You some decisionin’ to do.
If we didn’t already know that Bobby Petrino II wasn’t going to come close to being as successful as Era I, we did on the first drive of the evening, when he yet again fell prey to his default aggressive play calling on 4th and 1 at midfield. Instead of relying on his OL to carve out a 1/2 yard hole for a sneak by his neophyte QB still searching for his confidence, Petrino gambled.
In the context of the entire situation, it was arguably as egregious a choice as he made last week.
So, like I said, Vince Tyra has got a decision to make.
Need I iterate what it is?
Despite a smattering of successful moments through the decades, U of L is not a school with a grande football tradition.
Like, say, Texas A&M, there isn’t a phalanx of good ol’ boy former walk ons who made it big in tech or coal or oil or bourbon who live and die Cardinal football who can be called upon to gladly cough up the millions of pocket lettuce necessary to buy out Bobby Petrino and bid him a fond adieu.

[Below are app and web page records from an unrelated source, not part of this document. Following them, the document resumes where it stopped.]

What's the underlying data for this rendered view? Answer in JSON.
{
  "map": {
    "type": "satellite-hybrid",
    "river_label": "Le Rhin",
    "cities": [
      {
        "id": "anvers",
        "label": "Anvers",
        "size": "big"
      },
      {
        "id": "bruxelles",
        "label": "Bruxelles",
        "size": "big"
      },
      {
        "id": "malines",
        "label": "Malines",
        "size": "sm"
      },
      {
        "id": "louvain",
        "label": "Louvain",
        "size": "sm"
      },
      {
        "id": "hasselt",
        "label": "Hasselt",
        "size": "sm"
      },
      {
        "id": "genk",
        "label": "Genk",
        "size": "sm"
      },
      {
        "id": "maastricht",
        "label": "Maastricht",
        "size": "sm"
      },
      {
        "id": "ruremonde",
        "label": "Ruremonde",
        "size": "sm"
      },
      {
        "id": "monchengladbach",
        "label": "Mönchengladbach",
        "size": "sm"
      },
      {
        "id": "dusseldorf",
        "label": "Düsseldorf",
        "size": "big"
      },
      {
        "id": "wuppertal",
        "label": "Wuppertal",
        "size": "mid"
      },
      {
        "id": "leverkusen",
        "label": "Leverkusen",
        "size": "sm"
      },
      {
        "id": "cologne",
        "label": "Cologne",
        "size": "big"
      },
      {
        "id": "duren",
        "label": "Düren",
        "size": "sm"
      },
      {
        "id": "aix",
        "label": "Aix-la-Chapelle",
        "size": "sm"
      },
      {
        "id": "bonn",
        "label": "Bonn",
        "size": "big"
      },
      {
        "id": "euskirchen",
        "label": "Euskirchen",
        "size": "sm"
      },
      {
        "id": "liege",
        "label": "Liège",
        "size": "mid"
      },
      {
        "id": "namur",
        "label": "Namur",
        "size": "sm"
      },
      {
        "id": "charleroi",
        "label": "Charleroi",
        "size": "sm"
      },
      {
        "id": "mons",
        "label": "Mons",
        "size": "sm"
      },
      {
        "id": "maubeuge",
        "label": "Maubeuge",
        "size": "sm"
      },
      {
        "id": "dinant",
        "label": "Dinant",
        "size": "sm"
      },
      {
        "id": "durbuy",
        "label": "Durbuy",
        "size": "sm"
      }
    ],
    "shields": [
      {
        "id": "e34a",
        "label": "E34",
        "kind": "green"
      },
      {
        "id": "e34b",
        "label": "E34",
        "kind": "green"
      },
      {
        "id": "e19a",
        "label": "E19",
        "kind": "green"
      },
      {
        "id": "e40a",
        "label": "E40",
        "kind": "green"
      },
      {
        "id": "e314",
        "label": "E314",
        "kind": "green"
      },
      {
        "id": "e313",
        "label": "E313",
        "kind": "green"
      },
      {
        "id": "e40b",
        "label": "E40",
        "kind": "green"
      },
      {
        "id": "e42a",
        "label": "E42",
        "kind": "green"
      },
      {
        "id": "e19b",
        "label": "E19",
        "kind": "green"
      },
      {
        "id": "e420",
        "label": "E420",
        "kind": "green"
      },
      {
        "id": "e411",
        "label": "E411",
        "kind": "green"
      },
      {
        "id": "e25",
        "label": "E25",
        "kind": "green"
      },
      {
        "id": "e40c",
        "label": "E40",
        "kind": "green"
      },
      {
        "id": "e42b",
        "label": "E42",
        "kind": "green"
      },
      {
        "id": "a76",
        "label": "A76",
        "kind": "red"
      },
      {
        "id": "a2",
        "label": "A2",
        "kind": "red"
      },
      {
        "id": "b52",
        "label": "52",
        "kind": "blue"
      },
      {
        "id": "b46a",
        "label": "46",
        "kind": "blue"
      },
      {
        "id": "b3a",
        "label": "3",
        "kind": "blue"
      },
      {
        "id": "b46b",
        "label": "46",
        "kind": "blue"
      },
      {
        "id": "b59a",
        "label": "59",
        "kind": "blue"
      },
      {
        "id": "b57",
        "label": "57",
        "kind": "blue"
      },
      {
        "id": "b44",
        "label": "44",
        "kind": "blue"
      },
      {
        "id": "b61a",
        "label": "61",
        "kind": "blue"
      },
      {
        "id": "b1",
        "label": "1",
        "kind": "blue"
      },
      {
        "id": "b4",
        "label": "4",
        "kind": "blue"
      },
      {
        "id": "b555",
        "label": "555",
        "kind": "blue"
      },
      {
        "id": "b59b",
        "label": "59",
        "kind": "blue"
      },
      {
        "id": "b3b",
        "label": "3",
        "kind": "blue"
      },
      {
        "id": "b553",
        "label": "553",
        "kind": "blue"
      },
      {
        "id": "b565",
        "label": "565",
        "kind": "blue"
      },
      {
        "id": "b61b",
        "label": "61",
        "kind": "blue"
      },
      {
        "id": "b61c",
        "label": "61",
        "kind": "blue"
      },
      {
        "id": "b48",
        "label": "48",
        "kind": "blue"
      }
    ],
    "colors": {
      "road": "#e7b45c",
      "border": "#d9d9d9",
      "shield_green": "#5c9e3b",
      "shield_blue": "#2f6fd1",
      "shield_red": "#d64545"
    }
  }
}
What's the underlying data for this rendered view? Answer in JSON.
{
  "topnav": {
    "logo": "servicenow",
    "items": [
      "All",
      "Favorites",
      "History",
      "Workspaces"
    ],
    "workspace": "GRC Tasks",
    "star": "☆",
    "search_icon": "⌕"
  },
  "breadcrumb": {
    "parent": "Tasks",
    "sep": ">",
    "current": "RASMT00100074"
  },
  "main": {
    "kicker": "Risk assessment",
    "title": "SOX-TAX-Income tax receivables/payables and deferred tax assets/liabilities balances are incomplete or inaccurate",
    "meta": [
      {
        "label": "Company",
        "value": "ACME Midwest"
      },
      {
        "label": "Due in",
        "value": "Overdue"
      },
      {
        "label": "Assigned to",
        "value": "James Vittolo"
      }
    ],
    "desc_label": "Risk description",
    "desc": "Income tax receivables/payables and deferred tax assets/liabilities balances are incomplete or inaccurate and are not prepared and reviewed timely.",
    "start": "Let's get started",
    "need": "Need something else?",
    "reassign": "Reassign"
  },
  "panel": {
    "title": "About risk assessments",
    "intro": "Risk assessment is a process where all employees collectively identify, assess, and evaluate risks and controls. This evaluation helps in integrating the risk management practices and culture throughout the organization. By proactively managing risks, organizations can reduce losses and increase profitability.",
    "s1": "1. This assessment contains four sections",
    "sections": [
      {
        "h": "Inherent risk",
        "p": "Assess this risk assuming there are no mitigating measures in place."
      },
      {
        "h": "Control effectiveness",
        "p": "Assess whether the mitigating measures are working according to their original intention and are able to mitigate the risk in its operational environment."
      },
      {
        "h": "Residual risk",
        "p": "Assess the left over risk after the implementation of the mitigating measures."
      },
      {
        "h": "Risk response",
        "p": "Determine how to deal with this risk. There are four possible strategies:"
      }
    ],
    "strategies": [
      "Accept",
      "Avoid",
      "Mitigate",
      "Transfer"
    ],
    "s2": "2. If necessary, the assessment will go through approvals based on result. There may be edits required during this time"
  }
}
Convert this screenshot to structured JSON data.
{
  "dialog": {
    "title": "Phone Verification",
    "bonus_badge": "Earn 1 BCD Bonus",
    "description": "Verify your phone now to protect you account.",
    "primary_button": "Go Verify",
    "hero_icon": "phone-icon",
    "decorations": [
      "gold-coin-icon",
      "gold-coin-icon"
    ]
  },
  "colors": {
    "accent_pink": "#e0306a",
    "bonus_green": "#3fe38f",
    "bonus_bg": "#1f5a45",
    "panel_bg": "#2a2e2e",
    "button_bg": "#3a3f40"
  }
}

The question is how long U of L fans will be stuck with Petrino and his cast of generally incapable assistants? I mean, we now know, right, why Brian Kelly fired retread Brian Van Gorder literally midseason, figuratively along the sideline during a game.
It’s hard to conjure more than a victory or two the rest of this campaign, short of a miraculous turnaround. Or bargain with Lucifer, like Robert Johnson is alleged to have made at a crossroad in the Delta to become a blues guitar master.
What a woeful mess this is.
— Seedy K